The early Eocene (∼56‐48 million years ago) is characterised by high CO2 estimates (1200‐2500 ppmv) and elevated global temperatures (∼10 to 16°C higher than modern). However, the response of the hydrological cycle during the early Eocene is poorly constrained, especially in regions with sparse data coverage (e.g. Africa). Here we present a study of African hydroclimate during the early Eocene, as simulated by an ensemble of state‐of‐the‐art climate models in the Deep‐time Model Intercomparison Project (DeepMIP). A comparison between the DeepMIP pre‐industrial simulations and modern observations suggests that model biases are model‐ and geographically dependent, however these biases are reduced in the model ensemble mean. A comparison between the Eocene simulations and the pre‐industrial suggests that there is no obvious wetting or drying trend as the CO2 increases. The results suggest that changes to the land sea mask (relative to modern) in the models may be responsible for the simulated increases in precipitation to the north of Eocene Africa. There is an increase in precipitation over equatorial and West Africa and associated drying over northern Africa as CO2 rises. There are also important dynamical changes, with evidence that anticyclonic low‐level circulation is replaced by increased south‐westerly flow at high CO2 levels. Lastly, a model‐data comparison using newly‐compiled quantitative climate estimates from palaeobotanical proxy data suggests a marginally better fit with the reconstructions at lower levels of CO2.

Colli-Silva, M., J. R. Pirani, and A. Zizka. 2022. Ecological niche models and point distribution data reveal a differential coverage of the cacao relatives (Malvaceae) in South American protected areas. Ecological Informatics 69: 101668.

For many regions, such as in South America, it is unclear how well the existent protected areas network (PAs) covers different taxonomic groups and if there is a coverage bias of PAs towards certain biomes or species.
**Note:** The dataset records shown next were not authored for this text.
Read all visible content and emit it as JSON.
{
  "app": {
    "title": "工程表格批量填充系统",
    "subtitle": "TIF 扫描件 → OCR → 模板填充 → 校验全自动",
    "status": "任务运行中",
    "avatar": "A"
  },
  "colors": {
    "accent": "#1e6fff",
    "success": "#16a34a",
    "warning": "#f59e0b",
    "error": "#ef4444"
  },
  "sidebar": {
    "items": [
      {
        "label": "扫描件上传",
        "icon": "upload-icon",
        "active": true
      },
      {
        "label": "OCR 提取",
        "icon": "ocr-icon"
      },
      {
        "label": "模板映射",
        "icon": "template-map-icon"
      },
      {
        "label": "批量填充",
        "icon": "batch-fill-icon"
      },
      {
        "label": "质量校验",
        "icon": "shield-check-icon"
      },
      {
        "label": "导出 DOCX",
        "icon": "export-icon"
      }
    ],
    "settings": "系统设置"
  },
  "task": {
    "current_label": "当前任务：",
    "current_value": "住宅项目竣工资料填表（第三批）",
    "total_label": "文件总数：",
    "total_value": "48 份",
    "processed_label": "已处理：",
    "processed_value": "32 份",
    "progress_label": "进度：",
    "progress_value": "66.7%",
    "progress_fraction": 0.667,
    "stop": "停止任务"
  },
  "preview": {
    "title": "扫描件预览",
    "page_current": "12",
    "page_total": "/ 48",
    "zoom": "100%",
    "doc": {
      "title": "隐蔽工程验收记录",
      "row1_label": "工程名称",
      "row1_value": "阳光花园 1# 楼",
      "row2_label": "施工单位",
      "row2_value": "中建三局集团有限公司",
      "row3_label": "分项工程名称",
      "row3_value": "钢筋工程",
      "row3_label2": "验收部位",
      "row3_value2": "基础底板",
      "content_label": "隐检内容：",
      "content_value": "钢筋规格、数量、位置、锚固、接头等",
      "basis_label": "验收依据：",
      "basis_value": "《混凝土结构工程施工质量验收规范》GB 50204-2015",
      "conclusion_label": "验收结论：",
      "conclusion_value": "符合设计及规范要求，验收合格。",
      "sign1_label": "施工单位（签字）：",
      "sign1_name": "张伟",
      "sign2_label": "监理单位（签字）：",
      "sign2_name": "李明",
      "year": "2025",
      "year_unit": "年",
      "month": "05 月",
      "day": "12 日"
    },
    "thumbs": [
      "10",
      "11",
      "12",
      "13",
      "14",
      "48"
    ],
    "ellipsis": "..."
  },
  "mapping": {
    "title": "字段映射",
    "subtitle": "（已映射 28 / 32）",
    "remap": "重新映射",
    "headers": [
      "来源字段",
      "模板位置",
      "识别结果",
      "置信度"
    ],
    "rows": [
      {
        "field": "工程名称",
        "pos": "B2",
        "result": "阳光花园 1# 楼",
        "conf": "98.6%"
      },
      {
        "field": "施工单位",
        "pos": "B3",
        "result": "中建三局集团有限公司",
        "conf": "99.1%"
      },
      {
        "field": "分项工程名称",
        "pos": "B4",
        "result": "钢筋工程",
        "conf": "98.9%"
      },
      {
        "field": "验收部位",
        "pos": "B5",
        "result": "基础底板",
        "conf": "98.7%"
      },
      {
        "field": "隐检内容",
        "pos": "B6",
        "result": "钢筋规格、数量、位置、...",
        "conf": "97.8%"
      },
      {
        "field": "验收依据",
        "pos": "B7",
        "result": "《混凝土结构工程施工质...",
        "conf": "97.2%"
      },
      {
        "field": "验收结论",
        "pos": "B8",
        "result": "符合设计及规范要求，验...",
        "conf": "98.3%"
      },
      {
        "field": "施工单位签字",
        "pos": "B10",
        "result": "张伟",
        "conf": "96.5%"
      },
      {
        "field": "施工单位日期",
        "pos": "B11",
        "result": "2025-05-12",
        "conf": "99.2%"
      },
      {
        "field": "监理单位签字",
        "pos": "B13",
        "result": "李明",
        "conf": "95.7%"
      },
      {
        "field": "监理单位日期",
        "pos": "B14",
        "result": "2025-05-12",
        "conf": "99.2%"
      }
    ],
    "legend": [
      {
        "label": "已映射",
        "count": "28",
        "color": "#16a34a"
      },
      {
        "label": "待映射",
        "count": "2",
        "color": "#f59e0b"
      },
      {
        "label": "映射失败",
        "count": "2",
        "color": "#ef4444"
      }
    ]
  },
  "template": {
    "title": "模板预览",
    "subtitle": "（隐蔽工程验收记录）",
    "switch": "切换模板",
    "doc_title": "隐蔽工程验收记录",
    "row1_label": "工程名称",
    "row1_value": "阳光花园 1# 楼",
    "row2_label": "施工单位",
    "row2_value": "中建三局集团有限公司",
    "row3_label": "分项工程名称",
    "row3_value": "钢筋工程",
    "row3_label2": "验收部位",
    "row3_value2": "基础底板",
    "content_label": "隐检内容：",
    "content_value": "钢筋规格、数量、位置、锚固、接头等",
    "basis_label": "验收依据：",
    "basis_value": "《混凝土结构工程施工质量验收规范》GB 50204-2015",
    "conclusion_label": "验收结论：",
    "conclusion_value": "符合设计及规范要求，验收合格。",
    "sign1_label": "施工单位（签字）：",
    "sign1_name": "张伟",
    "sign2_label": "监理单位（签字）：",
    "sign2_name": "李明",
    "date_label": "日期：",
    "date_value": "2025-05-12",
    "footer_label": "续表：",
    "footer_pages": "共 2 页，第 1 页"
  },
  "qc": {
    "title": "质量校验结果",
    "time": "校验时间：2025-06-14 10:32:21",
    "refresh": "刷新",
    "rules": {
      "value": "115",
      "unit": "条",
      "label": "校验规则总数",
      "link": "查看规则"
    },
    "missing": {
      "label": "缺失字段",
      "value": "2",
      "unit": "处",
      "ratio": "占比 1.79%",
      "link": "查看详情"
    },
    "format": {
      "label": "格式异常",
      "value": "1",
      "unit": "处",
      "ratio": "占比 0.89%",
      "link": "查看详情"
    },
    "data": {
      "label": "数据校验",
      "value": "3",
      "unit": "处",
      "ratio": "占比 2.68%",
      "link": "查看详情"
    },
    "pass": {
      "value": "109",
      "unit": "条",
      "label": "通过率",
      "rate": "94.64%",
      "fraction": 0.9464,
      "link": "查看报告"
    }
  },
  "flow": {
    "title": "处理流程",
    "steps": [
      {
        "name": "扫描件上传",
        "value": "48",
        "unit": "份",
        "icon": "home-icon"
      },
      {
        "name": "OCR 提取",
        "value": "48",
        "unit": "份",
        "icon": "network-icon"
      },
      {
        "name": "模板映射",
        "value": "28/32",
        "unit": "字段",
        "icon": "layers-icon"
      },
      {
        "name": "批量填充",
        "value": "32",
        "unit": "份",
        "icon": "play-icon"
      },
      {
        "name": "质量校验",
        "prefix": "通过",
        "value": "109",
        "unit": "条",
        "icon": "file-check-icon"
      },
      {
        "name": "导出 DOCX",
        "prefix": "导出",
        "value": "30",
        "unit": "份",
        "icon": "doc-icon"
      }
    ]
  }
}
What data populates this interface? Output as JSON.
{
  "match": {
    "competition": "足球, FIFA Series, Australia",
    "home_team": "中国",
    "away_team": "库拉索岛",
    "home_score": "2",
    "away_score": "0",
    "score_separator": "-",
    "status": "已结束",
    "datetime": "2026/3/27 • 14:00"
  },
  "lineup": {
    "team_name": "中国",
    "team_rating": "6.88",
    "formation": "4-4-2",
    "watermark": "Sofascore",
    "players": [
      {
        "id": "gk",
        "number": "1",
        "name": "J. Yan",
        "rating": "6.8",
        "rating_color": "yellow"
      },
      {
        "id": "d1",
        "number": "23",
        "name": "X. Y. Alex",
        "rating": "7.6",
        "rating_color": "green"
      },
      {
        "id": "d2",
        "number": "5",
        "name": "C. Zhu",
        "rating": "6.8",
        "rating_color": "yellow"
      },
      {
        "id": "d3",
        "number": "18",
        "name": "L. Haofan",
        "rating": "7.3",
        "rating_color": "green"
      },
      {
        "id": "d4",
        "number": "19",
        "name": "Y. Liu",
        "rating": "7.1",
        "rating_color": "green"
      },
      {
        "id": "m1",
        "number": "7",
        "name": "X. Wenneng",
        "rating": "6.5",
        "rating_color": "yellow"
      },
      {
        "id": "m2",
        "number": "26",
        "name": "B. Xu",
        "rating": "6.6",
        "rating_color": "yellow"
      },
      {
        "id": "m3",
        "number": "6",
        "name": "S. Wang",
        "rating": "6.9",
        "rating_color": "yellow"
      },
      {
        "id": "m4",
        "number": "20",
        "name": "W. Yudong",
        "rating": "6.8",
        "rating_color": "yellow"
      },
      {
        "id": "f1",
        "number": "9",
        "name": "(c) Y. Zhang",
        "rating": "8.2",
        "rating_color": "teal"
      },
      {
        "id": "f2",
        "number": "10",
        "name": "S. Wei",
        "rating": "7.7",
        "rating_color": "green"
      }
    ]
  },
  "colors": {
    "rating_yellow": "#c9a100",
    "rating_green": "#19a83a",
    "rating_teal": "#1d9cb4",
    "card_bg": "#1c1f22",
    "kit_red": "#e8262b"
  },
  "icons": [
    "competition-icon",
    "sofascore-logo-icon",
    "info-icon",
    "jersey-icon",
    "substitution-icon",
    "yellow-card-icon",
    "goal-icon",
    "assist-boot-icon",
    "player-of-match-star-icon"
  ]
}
Publicly available occurrence data along with ecological niche models might help to overcome this gap and to quantify the coverage of taxa by PAs ensuring an unbiased distribution of conservation effort. Here, we use an occurrence database of 271 species from the cacao family (Malvaceae) to address how South American PAs cover species with different distribution, abundance, and threat status. Furthermore, we compared the performance of online databases, expert knowledge, and modelled species distributions in estimating species coverage in PAs. We found 79 species from our survey (29% of the total) lack any record inside South American PAs and that 20 out of 23 species potentially threatened with extinction are not covered by PAs. The area covered by South American PAs was low across biomes, except for Amazonia, which had a relative high PA coverage, but little information on species distribution within PA available. Also, raw geo-referenced occurrence data were underestimating the number of species in PAs, and projections from ecological niche models were more prone to overestimating the number of species represented within PAs. We discuss that the protection of South American flora in heterogeneous environments demand for specific strategies tailored to particular biomes, including making new collections inside PAs in less collected areas, and the delimitation of more areas for protection in more known areas. Also, by presenting biasing scenarios of collection effort in a representative plant group, our results can benefit policy makers in conserving different spots of tropical environments highly biodiverse.